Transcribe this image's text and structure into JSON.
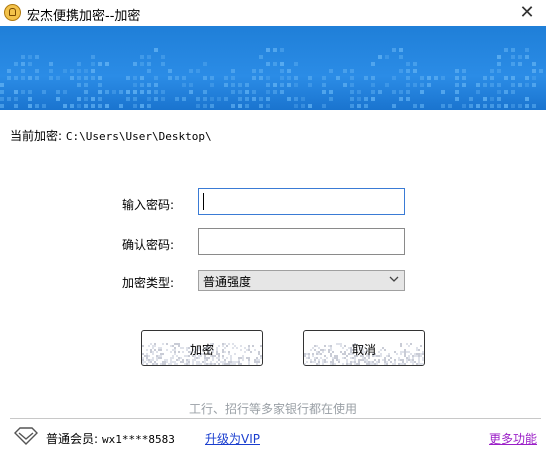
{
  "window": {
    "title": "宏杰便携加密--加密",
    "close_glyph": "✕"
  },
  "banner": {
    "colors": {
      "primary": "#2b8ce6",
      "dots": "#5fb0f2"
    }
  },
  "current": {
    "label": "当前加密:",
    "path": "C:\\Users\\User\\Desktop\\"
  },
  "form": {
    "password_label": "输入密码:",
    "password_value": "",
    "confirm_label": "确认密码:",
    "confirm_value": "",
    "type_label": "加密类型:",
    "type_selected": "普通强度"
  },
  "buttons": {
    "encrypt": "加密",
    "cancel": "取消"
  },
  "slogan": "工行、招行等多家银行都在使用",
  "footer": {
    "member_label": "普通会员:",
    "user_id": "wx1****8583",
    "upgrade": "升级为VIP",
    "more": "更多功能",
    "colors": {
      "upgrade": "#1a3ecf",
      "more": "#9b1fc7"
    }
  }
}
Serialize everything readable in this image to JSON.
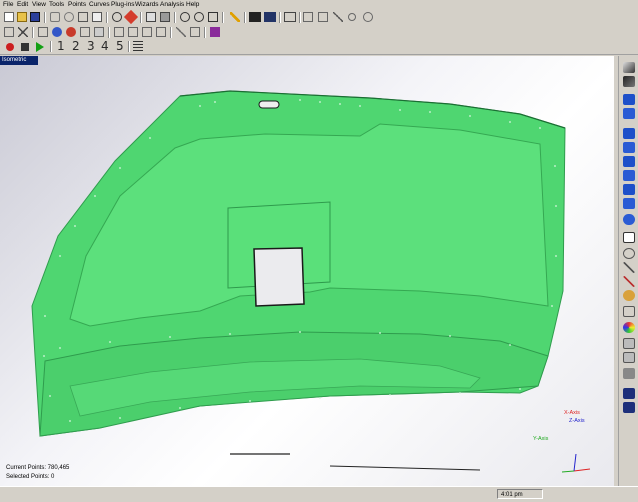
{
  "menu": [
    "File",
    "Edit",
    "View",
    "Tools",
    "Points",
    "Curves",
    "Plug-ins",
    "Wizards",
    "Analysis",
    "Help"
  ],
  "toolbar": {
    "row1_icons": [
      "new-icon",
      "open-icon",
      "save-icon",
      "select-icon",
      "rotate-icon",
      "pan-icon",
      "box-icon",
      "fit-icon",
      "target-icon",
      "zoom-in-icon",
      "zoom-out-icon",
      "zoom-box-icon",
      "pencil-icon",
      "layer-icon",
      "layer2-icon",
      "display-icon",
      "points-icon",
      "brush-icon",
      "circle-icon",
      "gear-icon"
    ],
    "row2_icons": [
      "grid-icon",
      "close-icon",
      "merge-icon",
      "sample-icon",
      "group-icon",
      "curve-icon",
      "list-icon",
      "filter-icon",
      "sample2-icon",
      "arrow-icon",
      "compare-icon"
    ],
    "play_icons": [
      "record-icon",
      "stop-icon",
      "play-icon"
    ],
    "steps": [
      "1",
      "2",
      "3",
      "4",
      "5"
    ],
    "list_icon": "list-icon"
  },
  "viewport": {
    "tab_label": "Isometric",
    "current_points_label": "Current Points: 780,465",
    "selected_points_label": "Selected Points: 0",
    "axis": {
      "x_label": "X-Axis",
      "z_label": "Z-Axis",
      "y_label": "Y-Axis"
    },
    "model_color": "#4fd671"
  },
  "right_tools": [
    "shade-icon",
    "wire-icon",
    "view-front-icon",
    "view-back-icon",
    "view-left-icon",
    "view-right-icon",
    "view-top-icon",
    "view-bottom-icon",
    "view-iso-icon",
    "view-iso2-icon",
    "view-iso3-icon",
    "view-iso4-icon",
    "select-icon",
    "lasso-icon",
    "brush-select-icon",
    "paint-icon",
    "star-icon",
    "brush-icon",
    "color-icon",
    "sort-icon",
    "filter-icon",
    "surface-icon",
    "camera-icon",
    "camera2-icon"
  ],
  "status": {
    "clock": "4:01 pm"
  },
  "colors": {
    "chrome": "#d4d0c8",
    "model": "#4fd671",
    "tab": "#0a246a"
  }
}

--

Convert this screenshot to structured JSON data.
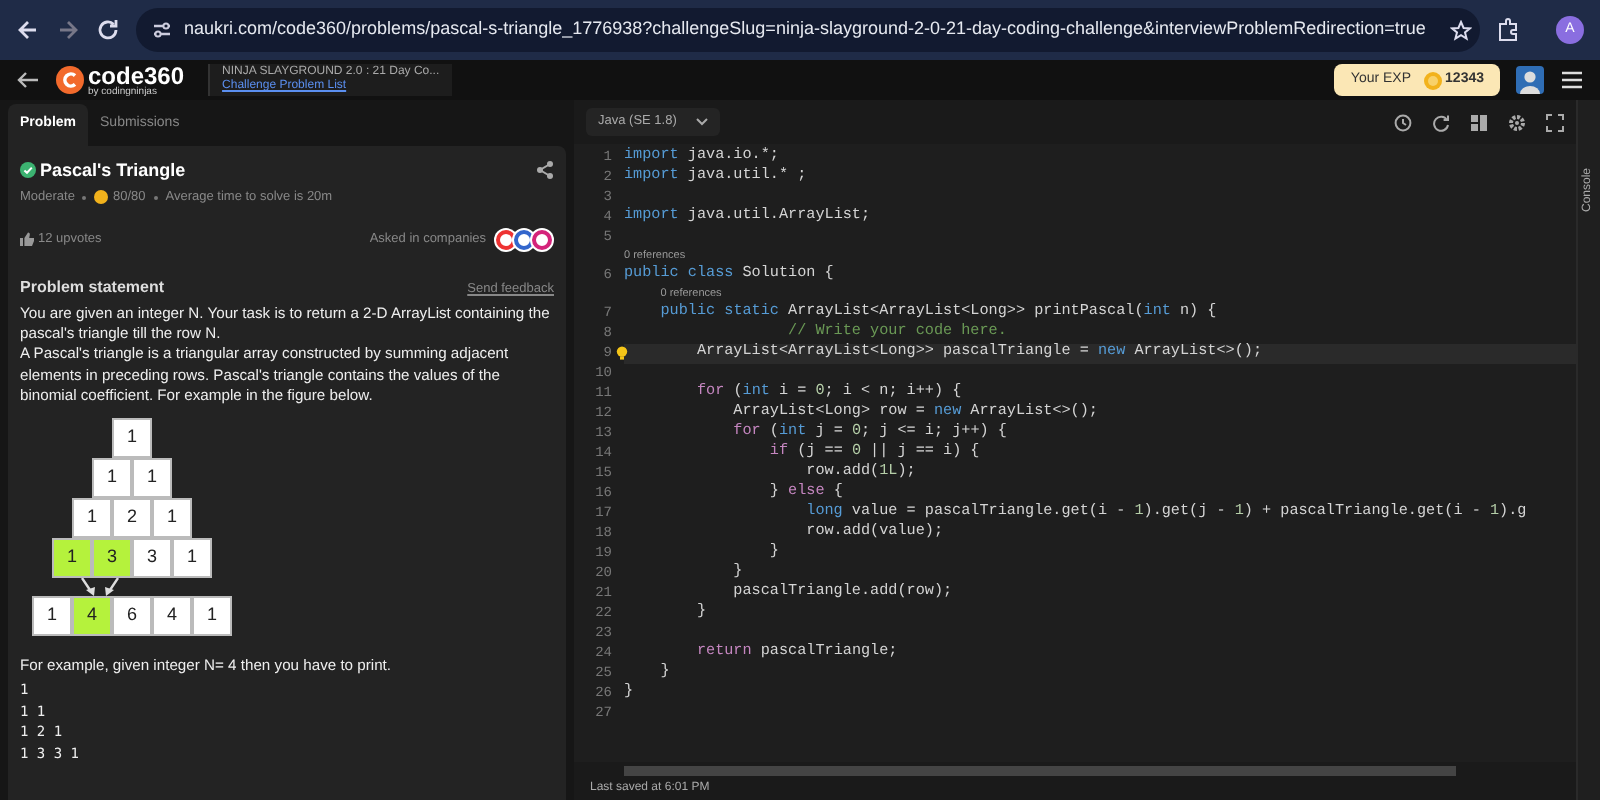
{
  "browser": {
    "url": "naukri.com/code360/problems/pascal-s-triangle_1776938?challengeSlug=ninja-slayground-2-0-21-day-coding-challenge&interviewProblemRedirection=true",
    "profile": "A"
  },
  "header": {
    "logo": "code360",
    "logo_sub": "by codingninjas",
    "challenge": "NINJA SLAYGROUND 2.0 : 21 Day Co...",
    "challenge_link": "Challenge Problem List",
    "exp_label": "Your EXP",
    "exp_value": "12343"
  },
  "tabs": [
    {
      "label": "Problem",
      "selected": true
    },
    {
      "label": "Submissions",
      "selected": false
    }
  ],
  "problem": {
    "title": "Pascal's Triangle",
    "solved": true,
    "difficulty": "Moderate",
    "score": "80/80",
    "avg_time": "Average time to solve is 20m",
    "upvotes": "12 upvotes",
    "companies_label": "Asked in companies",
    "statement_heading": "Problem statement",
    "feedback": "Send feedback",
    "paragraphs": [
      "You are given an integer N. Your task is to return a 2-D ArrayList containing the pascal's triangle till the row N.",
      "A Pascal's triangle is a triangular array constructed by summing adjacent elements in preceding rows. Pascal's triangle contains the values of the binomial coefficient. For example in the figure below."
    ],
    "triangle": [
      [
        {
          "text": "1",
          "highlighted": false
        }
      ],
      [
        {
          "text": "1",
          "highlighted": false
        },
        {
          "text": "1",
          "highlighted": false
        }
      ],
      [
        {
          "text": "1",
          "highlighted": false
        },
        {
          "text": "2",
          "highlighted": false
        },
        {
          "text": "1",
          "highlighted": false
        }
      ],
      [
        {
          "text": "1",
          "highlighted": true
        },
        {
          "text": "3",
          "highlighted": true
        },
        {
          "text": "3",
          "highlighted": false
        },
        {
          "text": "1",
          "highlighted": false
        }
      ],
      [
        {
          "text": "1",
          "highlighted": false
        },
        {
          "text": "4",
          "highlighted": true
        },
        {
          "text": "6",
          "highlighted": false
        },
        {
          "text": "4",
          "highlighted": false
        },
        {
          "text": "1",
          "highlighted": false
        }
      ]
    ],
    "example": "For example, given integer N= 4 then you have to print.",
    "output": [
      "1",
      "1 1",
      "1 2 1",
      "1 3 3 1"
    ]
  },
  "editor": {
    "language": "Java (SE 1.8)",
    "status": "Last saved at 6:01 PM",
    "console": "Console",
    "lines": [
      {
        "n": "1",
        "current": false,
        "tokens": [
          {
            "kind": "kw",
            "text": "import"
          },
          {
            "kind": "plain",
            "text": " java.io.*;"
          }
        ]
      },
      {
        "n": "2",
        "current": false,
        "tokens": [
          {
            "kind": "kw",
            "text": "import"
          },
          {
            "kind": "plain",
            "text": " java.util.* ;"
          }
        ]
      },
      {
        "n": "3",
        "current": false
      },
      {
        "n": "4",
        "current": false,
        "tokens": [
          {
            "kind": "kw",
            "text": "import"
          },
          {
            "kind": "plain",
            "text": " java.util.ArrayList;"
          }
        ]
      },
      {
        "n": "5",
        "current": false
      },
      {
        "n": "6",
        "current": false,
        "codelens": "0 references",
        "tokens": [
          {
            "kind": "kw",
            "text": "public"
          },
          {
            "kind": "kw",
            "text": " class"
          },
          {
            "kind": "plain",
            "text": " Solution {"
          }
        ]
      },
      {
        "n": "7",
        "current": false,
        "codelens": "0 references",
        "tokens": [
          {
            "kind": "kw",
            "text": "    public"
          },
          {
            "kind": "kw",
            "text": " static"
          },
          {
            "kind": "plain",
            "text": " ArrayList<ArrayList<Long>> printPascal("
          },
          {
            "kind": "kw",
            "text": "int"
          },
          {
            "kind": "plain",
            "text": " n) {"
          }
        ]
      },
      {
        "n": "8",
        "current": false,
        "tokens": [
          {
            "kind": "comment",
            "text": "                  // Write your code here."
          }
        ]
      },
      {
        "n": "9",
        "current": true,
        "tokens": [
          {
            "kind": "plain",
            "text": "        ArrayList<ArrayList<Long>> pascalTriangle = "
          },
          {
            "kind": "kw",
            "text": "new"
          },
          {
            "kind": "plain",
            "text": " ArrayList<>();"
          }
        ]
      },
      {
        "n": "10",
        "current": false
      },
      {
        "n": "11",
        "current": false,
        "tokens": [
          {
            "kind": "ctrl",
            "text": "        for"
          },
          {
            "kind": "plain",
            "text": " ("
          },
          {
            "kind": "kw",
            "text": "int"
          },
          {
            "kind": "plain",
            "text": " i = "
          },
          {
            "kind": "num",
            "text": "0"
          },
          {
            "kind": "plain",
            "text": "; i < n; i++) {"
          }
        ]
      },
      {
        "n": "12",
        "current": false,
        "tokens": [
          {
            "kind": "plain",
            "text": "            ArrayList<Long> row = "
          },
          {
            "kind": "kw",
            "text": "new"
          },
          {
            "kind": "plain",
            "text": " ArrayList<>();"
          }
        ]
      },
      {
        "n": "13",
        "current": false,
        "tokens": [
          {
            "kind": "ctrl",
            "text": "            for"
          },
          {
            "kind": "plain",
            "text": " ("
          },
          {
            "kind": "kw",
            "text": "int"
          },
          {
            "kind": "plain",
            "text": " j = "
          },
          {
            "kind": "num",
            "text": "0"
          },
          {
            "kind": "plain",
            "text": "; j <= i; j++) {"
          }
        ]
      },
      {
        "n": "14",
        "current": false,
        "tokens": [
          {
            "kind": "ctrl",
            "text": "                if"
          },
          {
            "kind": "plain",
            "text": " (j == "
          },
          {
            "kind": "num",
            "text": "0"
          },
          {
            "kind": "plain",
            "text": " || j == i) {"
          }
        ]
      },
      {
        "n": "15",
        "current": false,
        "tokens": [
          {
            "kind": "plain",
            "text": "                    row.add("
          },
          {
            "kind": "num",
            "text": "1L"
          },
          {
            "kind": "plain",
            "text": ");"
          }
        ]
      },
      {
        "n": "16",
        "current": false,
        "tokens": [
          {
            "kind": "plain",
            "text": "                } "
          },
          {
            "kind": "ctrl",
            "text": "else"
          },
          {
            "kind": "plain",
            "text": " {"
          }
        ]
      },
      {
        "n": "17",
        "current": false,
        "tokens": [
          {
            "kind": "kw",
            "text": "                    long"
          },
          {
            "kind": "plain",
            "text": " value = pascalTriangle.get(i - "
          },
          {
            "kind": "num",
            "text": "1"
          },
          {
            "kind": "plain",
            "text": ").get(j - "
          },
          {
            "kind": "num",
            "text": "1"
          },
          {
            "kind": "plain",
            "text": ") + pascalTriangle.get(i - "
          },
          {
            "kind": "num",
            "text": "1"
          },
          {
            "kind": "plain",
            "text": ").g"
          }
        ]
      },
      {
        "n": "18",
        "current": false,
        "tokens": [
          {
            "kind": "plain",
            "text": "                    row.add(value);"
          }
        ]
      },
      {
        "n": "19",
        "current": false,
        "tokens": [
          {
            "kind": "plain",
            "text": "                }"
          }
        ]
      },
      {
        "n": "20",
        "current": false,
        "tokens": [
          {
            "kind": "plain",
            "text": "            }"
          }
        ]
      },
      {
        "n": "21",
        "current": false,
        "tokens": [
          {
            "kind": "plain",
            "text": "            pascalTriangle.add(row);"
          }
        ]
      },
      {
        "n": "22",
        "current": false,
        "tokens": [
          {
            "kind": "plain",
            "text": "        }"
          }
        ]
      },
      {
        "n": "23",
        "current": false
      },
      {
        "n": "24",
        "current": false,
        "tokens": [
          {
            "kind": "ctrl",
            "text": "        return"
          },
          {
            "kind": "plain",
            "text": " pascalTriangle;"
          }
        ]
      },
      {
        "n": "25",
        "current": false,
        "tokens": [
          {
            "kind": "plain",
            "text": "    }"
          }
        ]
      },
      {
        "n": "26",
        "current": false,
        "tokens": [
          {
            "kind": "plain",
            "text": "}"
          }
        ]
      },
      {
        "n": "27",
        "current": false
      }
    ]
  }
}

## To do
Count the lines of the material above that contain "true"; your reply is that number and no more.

## Solution for this problem
7